I also show that Sysmon and Windows Log 4688 will only show if a process spawns original access to the canary file.  For example, if someone opens up command prompt and then views/lists/etc the canary file, then nothing will log that except 4663. These other events only show that I accessed the canary file by explorer from notepad. However, here are all the ways I accessed the canary file that EventID:4663 showed:
  1. Opened in explorer via notepad.
  2. Accessed/read after internet explorer was already opened.
  3. Accessed/read after command prompt was already opened.
  4. Accessed/read after powershell was already openeded.

Notes

This event collection for canary file access will work even if a computer is offline while the file is accessed because once a computer is connected back to your AD the log will be forwarded to WEF and thus into ELK.
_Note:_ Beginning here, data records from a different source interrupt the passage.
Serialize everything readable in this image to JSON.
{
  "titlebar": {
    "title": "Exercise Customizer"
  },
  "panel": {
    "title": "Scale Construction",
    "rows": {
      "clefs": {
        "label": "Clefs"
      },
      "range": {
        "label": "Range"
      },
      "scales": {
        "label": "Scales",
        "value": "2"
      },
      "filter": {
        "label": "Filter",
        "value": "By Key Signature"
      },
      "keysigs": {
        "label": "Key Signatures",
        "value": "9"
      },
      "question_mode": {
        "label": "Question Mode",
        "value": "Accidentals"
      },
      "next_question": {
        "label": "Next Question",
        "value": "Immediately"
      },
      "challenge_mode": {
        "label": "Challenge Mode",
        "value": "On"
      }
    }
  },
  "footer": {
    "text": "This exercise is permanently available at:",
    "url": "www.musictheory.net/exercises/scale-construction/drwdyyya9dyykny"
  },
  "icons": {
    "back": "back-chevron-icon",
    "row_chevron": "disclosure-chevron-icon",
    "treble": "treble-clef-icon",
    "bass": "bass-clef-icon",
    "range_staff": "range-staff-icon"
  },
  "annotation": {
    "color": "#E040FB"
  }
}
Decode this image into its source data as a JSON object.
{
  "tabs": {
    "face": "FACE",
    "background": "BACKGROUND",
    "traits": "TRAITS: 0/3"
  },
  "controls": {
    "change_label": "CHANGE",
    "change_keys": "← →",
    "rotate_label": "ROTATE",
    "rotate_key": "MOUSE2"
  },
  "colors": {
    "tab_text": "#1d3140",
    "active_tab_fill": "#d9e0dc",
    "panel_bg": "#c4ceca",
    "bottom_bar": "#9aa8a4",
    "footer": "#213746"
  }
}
False positives may include:
-user just browsing out of curiousty but not with maliciously/malign intent.
-backup software? -- but this should be easy to whitelist by ProcessName != $BackupSoftware
-AV software? -- but this should be easy to whitelist by ProcessName != $AVSoftware

Additional information on EventID:4663
https://github.com/MicrosoftDocs/windows-itpro-docs/blob/master/windows/device-security/auditing/event-4663.md